Exercise data:

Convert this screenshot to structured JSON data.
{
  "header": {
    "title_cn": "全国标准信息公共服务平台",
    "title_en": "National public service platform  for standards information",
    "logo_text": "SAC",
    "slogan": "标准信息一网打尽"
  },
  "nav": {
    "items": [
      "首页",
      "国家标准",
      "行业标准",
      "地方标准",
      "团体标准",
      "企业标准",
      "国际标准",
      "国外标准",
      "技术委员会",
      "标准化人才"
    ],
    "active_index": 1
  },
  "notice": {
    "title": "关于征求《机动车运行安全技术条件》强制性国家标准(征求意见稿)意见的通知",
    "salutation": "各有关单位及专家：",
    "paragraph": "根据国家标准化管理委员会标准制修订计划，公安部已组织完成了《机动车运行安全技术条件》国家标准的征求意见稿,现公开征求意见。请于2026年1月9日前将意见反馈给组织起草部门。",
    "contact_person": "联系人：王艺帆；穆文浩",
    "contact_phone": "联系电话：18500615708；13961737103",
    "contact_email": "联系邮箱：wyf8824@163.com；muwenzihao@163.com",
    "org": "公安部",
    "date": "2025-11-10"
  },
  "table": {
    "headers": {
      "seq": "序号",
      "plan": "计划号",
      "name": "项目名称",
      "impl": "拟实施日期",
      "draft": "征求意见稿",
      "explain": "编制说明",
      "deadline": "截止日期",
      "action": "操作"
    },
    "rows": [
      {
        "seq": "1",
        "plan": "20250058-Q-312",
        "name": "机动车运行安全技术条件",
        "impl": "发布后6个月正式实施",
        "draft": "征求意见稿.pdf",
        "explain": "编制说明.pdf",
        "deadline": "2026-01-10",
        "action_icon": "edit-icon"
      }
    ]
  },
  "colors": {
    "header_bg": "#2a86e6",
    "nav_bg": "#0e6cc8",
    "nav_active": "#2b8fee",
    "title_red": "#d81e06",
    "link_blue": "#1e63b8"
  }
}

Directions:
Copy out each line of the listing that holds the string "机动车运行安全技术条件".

Written solution:
    "title": "关于征求《机动车运行安全技术条件》强制性国家标准(征求意见稿)意见的通知",
    "paragraph": "根据国家标准化管理委员会标准制修订计划，公安部已组织完成了《机动车运行安全技术条件》国家标准的征求意见稿,现公开征求意见。请于2026年1月9日前将意见反馈给组织起草部门。",
        "name": "机动车运行安全技术条件",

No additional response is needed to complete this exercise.